Content starts
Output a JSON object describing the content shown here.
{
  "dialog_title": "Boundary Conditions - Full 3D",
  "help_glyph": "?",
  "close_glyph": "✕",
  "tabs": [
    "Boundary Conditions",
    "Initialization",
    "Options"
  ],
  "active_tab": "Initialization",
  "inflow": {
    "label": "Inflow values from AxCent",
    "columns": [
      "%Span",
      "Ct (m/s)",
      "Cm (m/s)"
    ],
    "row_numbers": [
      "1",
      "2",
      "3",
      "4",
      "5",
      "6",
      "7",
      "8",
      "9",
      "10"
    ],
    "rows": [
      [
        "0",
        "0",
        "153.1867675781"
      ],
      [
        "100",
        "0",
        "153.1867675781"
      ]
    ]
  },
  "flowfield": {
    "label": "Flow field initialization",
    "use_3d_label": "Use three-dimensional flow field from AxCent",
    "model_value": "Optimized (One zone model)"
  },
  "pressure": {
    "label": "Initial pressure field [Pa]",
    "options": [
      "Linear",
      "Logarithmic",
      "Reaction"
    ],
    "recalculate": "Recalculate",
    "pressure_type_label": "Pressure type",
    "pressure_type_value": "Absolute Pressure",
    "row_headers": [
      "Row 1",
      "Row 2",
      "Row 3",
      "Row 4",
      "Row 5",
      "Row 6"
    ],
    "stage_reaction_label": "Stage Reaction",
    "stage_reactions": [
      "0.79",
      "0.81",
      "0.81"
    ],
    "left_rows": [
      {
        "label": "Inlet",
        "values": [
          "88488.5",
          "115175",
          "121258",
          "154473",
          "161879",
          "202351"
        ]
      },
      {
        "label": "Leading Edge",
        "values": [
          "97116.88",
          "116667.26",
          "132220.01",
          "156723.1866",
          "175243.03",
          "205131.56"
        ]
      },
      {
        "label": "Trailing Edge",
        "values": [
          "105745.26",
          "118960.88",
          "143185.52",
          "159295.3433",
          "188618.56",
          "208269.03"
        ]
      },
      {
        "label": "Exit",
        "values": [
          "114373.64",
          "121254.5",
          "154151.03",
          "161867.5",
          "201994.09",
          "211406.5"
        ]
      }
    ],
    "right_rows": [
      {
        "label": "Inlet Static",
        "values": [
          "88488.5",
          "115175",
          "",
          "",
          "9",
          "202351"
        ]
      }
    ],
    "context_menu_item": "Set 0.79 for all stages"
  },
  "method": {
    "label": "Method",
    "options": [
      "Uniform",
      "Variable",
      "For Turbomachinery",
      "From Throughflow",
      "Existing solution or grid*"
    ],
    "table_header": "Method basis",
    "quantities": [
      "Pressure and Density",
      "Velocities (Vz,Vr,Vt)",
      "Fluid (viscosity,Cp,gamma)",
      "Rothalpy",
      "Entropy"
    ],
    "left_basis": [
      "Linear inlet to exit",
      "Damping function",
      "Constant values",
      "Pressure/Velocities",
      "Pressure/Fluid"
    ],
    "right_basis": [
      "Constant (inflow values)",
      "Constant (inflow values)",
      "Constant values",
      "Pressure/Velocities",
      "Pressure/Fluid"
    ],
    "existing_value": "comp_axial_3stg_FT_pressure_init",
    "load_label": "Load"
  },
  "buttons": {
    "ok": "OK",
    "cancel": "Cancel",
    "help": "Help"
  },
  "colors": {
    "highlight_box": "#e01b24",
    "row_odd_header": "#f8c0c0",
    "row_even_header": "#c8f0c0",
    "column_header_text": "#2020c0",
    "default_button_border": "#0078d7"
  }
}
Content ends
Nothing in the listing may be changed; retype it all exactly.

* [Answer space]
Output a JSON object describing the content shown here.
{
  "dialog_title": "Boundary Conditions - Full 3D",
  "help_glyph": "?",
  "close_glyph": "✕",
  "tabs": [
    "Boundary Conditions",
    "Initialization",
    "Options"
  ],
  "active_tab": "Initialization",
  "inflow": {
    "label": "Inflow values from AxCent",
    "columns": [
      "%Span",
      "Ct (m/s)",
      "Cm (m/s)"
    ],
    "row_numbers": [
      "1",
      "2",
      "3",
      "4",
      "5",
      "6",
      "7",
      "8",
      "9",
      "10"
    ],
    "rows": [
      [
        "0",
        "0",
        "153.1867675781"
      ],
      [
        "100",
        "0",
        "153.1867675781"
      ]
    ]
  },
  "flowfield": {
    "label": "Flow field initialization",
    "use_3d_label": "Use three-dimensional flow field from AxCent",
    "model_value": "Optimized (One zone model)"
  },
  "pressure": {
    "label": "Initial pressure field [Pa]",
    "options": [
      "Linear",
      "Logarithmic",
      "Reaction"
    ],
    "recalculate": "Recalculate",
    "pressure_type_label": "Pressure type",
    "pressure_type_value": "Absolute Pressure",
    "row_headers": [
      "Row 1",
      "Row 2",
      "Row 3",
      "Row 4",
      "Row 5",
      "Row 6"
    ],
    "stage_reaction_label": "Stage Reaction",
    "stage_reactions": [
      "0.79",
      "0.81",
      "0.81"
    ],
    "left_rows": [
      {
        "label": "Inlet",
        "values": [
          "88488.5",
          "115175",
          "121258",
          "154473",
          "161879",
          "202351"
        ]
      },
      {
        "label": "Leading Edge",
        "values": [
          "97116.88",
          "116667.26",
          "132220.01",
          "156723.1866",
          "175243.03",
          "205131.56"
        ]
      },
      {
        "label": "Trailing Edge",
        "values": [
          "105745.26",
          "118960.88",
          "143185.52",
          "159295.3433",
          "188618.56",
          "208269.03"
        ]
      },
      {
        "label": "Exit",
        "values": [
          "114373.64",
          "121254.5",
          "154151.03",
          "161867.5",
          "201994.09",
          "211406.5"
        ]
      }
    ],
    "right_rows": [
      {
        "label": "Inlet Static",
        "values": [
          "88488.5",
          "115175",
          "",
          "",
          "9",
          "202351"
        ]
      }
    ],
    "context_menu_item": "Set 0.79 for all stages"
  },
  "method": {
    "label": "Method",
    "options": [
      "Uniform",
      "Variable",
      "For Turbomachinery",
      "From Throughflow",
      "Existing solution or grid*"
    ],
    "table_header": "Method basis",
    "quantities": [
      "Pressure and Density",
      "Velocities (Vz,Vr,Vt)",
      "Fluid (viscosity,Cp,gamma)",
      "Rothalpy",
      "Entropy"
    ],
    "left_basis": [
      "Linear inlet to exit",
      "Damping function",
      "Constant values",
      "Pressure/Velocities",
      "Pressure/Fluid"
    ],
    "right_basis": [
      "Constant (inflow values)",
      "Constant (inflow values)",
      "Constant values",
      "Pressure/Velocities",
      "Pressure/Fluid"
    ],
    "existing_value": "comp_axial_3stg_FT_pressure_init",
    "load_label": "Load"
  },
  "buttons": {
    "ok": "OK",
    "cancel": "Cancel",
    "help": "Help"
  },
  "colors": {
    "highlight_box": "#e01b24",
    "row_odd_header": "#f8c0c0",
    "row_even_header": "#c8f0c0",
    "column_header_text": "#2020c0",
    "default_button_border": "#0078d7"
  }
}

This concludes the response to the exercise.